[WORK REQUEST] Should a line in the entries below contain "icon", return that line.

··· MATERIAL PROVIDED ···

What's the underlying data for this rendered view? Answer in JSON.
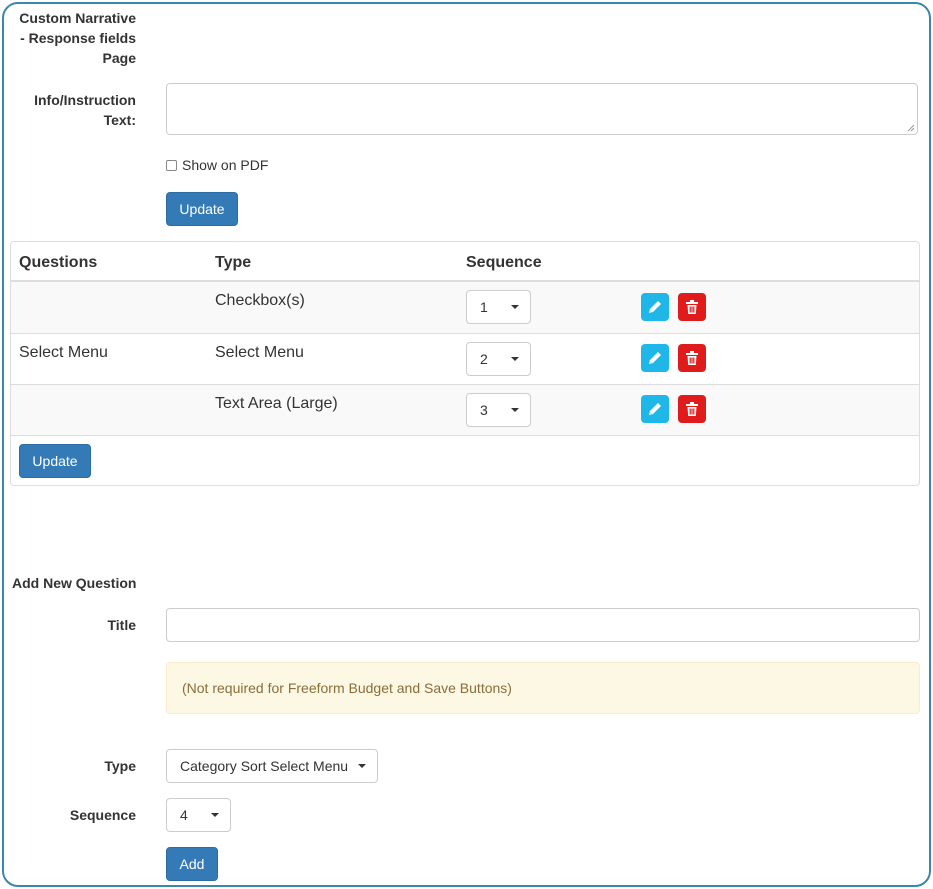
{
  "header": {
    "page_title_line1": "Custom Narrative",
    "page_title_line2": "- Response fields",
    "page_title_line3": "Page"
  },
  "info": {
    "label_line1": "Info/Instruction",
    "label_line2": "Text:",
    "value": "",
    "show_on_pdf_label": "Show on PDF",
    "show_on_pdf_checked": false,
    "update_label": "Update"
  },
  "questions_table": {
    "headers": [
      "Questions",
      "Type",
      "Sequence"
    ],
    "rows": [
      {
        "question": "",
        "type": "Checkbox(s)",
        "sequence": "1"
      },
      {
        "question": "Select Menu",
        "type": "Select Menu",
        "sequence": "2"
      },
      {
        "question": "",
        "type": "Text Area (Large)",
        "sequence": "3"
      }
    ],
    "update_label": "Update",
    "edit_icon": "pencil-icon",
    "delete_icon": "trash-icon",
    "edit_color": "#1fb6e8",
    "delete_color": "#e01b1b"
  },
  "add_question": {
    "heading": "Add New Question",
    "title_label": "Title",
    "title_value": "",
    "note": "(Not required for Freeform Budget and Save Buttons)",
    "type_label": "Type",
    "type_value": "Category Sort Select Menu",
    "sequence_label": "Sequence",
    "sequence_value": "4",
    "add_label": "Add"
  },
  "colors": {
    "primary": "#337ab7",
    "frame_border": "#3a87ad",
    "alert_bg": "#fcf8e3",
    "alert_text": "#8a6d3b"
  }
}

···

[RESULT]
    "edit_icon": "pencil-icon",
    "delete_icon": "trash-icon",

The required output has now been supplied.